WHAT YOU ARE ASKED TO DO -
One number is all that is asked for: the number of lines below that hold the string "crew".

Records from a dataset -
# # # # # # #

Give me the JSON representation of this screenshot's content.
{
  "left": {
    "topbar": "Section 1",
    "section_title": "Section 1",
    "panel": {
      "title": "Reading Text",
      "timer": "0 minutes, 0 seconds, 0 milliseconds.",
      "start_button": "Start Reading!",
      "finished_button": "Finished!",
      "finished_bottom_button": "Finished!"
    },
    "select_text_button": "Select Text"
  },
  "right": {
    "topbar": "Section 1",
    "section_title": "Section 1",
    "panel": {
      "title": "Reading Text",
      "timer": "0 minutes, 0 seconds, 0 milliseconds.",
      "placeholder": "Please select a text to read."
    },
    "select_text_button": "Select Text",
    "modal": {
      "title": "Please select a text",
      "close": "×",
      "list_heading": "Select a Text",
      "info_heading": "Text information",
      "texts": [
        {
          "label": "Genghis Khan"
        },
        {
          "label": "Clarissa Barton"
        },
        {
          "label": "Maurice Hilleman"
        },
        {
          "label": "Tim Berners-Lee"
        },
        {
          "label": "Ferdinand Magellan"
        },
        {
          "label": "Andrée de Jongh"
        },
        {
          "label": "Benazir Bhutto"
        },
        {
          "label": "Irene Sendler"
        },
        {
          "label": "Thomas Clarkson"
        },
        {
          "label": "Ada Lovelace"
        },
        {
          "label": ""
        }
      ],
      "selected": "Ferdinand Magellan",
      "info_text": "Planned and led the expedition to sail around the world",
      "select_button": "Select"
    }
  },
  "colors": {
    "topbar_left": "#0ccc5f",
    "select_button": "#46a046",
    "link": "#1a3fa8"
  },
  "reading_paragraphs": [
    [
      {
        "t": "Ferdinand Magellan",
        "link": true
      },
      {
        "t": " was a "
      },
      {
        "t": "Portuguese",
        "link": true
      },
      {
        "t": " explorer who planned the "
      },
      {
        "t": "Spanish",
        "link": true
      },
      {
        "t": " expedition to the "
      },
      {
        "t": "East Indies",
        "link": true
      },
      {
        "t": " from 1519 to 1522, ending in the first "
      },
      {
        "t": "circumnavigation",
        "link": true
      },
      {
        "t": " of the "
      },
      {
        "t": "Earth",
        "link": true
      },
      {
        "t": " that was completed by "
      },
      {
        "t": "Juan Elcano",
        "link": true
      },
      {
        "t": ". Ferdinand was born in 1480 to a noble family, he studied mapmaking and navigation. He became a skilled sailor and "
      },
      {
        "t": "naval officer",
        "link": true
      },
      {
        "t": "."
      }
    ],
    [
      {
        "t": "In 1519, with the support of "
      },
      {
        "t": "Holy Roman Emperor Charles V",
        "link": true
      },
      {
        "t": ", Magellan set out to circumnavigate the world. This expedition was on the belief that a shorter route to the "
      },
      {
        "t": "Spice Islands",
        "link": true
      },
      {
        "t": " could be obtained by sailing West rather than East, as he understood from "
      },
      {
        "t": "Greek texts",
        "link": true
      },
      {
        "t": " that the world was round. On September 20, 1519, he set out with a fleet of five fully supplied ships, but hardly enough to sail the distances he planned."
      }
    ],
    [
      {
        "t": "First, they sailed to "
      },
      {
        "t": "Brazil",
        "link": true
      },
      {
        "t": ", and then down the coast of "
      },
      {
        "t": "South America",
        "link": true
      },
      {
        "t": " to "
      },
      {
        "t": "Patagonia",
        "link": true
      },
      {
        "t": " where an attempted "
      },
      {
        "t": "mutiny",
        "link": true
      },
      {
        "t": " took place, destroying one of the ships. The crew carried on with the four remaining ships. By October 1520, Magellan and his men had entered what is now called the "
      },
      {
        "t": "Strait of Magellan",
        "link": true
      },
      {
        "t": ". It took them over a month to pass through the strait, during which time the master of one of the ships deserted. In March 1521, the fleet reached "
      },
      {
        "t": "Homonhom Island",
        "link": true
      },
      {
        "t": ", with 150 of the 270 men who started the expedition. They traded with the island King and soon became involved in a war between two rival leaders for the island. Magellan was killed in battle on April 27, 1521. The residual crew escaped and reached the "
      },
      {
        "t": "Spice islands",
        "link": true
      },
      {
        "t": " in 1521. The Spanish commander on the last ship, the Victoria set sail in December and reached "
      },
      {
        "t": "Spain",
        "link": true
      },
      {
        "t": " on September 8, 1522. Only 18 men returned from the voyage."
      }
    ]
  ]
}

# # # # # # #

REPLY TO THE TASK -
2